→ **Your instructions**
In the answer, each entry below appears exactly as given, and no picture appears at all.

Excerpted records Start Marker

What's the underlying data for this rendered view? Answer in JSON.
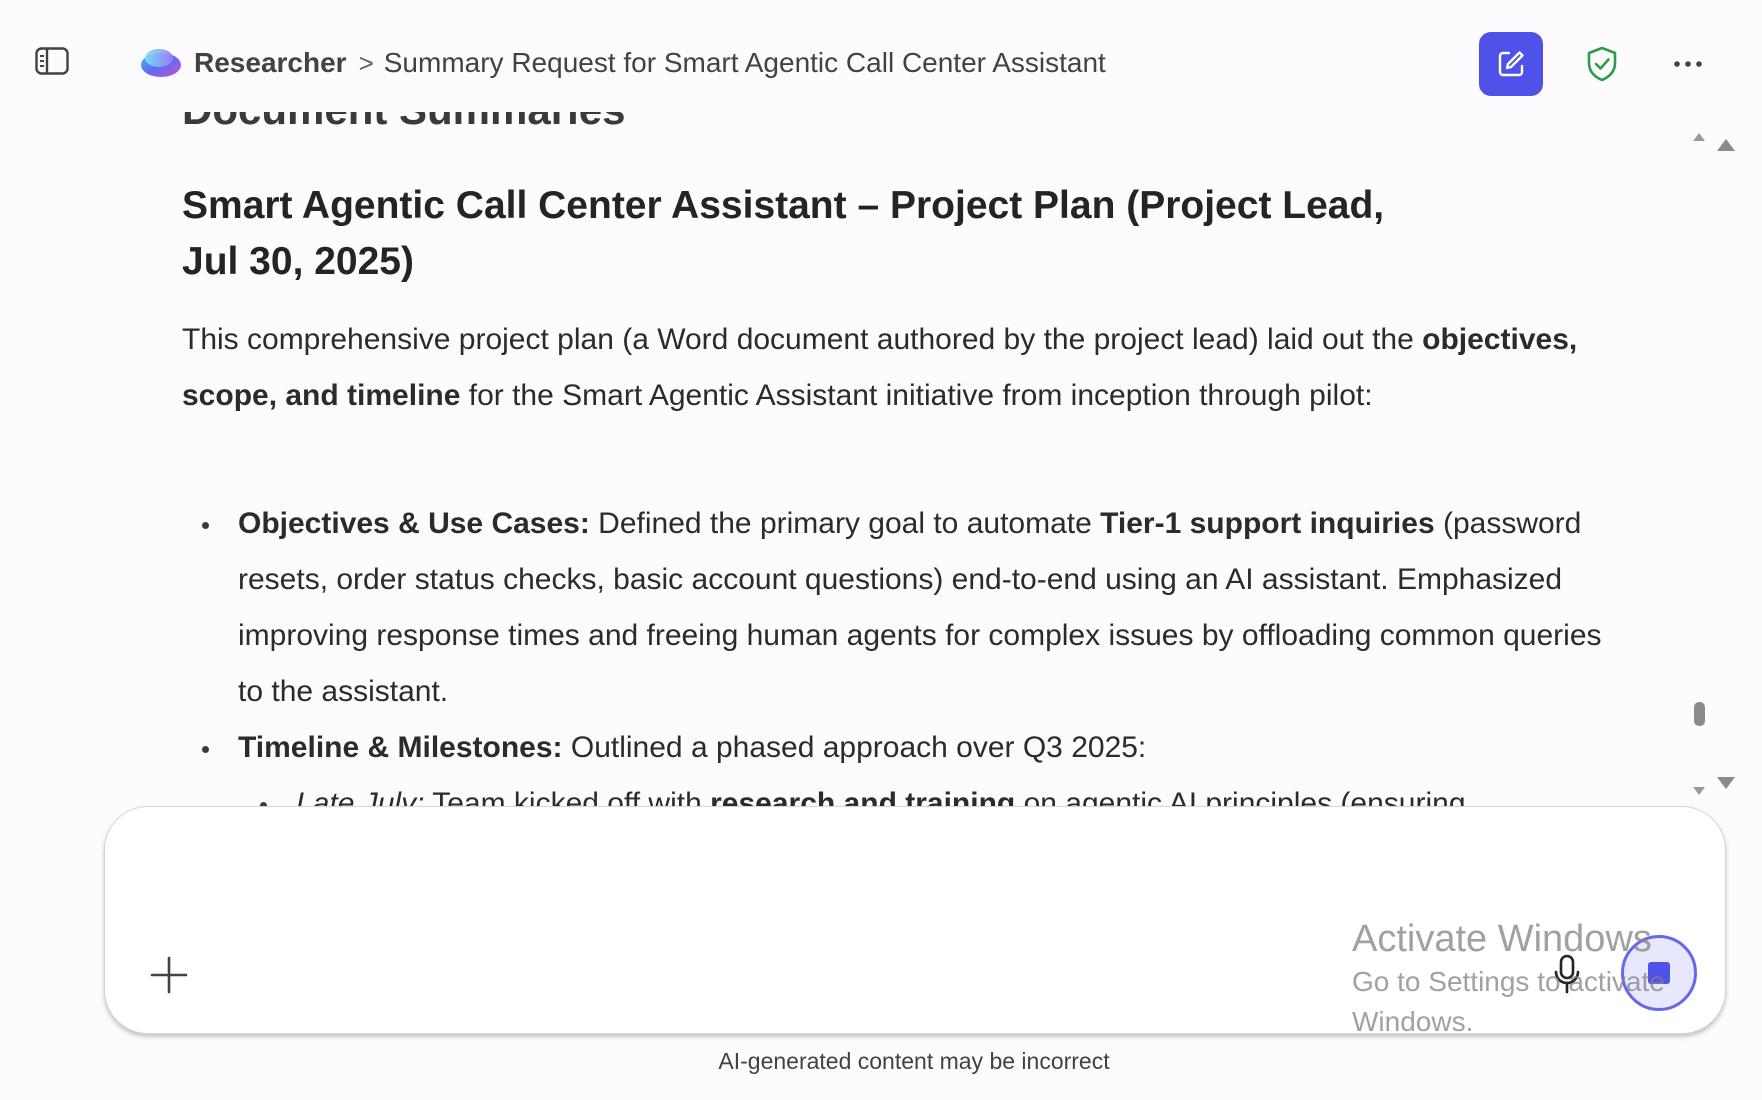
{
  "header": {
    "app_name": "Researcher",
    "separator": ">",
    "conversation_title": "Summary Request for Smart Agentic Call Center Assistant"
  },
  "icons": {
    "sidebar": "sidebar-toggle-icon",
    "brand": "researcher-logo-icon",
    "new_chat": "compose-edit-icon",
    "shield": "shield-check-icon",
    "more": "more-horizontal-icon",
    "add": "plus-icon",
    "mic": "microphone-icon",
    "stop": "stop-icon"
  },
  "colors": {
    "accent": "#4f52e8",
    "shield": "#2e9a4a",
    "background": "#fdfbfd"
  },
  "content": {
    "cut_heading": "Document Summaries",
    "doc_title": "Smart Agentic Call Center Assistant – Project Plan (Project Lead, Jul 30, 2025)",
    "intro": {
      "p1": "This comprehensive project plan (a Word document authored by the project lead) laid out the ",
      "b1": "objectives, scope, and timeline",
      "p2": " for the Smart Agentic Assistant initiative from inception through pilot:"
    },
    "bullets": [
      {
        "label": "Objectives & Use Cases:",
        "t1": " Defined the primary goal to automate ",
        "b1": "Tier-1 support inquiries",
        "t2": " (password resets, order status checks, basic account questions) end-to-end using an AI assistant. Emphasized improving response times and freeing human agents for complex issues by offloading common queries to the assistant."
      },
      {
        "label": "Timeline & Milestones:",
        "t1": " Outlined a phased approach over Q3 2025:"
      }
    ],
    "sub_bullets": [
      {
        "italic": "Late July:",
        "t1": " Team kicked off with ",
        "b1": "research and training",
        "t2": " on agentic AI principles (ensuring"
      }
    ]
  },
  "composer": {
    "placeholder": "",
    "value": ""
  },
  "watermark": {
    "line1": "Activate Windows",
    "line2": "Go to Settings to activate",
    "line3": "Windows."
  },
  "footer": {
    "disclaimer": "AI-generated content may be incorrect"
  }
}
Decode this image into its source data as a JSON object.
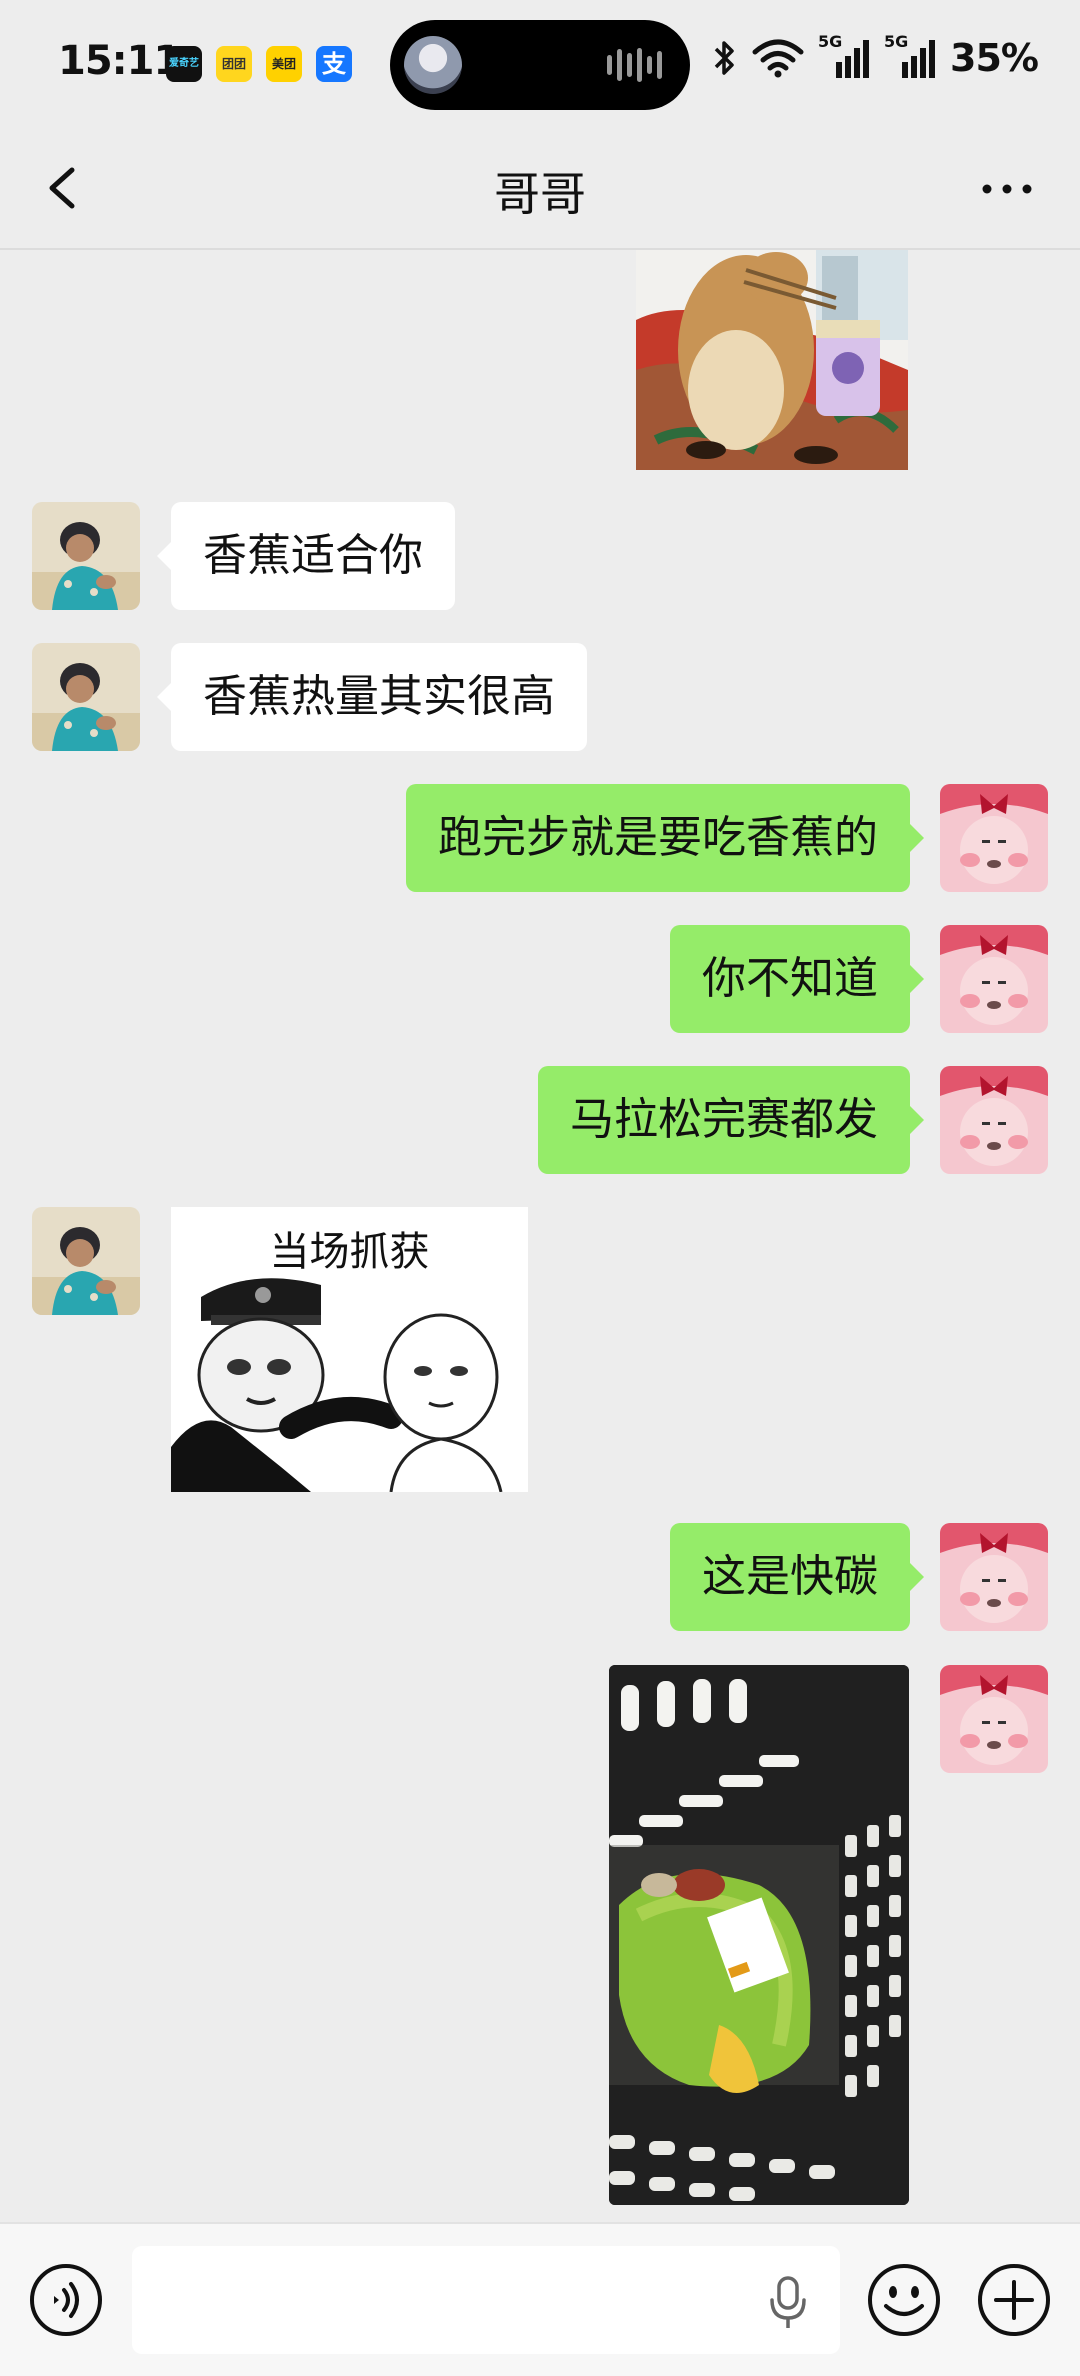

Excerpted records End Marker

→ **Task response**
What's the underlying data for this rendered view? Answer in JSON.
{
  "header": {
    "app_name": "Researcher",
    "separator": ">",
    "conversation_title": "Summary Request for Smart Agentic Call Center Assistant"
  },
  "icons": {
    "sidebar": "sidebar-toggle-icon",
    "brand": "researcher-logo-icon",
    "new_chat": "compose-edit-icon",
    "shield": "shield-check-icon",
    "more": "more-horizontal-icon",
    "add": "plus-icon",
    "mic": "microphone-icon",
    "stop": "stop-icon"
  },
  "colors": {
    "accent": "#4f52e8",
    "shield": "#2e9a4a",
    "background": "#fdfbfd"
  },
  "content": {
    "cut_heading": "Document Summaries",
    "doc_title": "Smart Agentic Call Center Assistant – Project Plan (Project Lead, Jul 30, 2025)",
    "intro": {
      "p1": "This comprehensive project plan (a Word document authored by the project lead) laid out the ",
      "b1": "objectives, scope, and timeline",
      "p2": " for the Smart Agentic Assistant initiative from inception through pilot:"
    },
    "bullets": [
      {
        "label": "Objectives & Use Cases:",
        "t1": " Defined the primary goal to automate ",
        "b1": "Tier-1 support inquiries",
        "t2": " (password resets, order status checks, basic account questions) end-to-end using an AI assistant. Emphasized improving response times and freeing human agents for complex issues by offloading common queries to the assistant."
      },
      {
        "label": "Timeline & Milestones:",
        "t1": " Outlined a phased approach over Q3 2025:"
      }
    ],
    "sub_bullets": [
      {
        "italic": "Late July:",
        "t1": " Team kicked off with ",
        "b1": "research and training",
        "t2": " on agentic AI principles (ensuring"
      }
    ]
  },
  "composer": {
    "placeholder": "",
    "value": ""
  },
  "watermark": {
    "line1": "Activate Windows",
    "line2": "Go to Settings to activate",
    "line3": "Windows."
  },
  "footer": {
    "disclaimer": "AI-generated content may be incorrect"
  }
}
Decode this image into its source data as a JSON object.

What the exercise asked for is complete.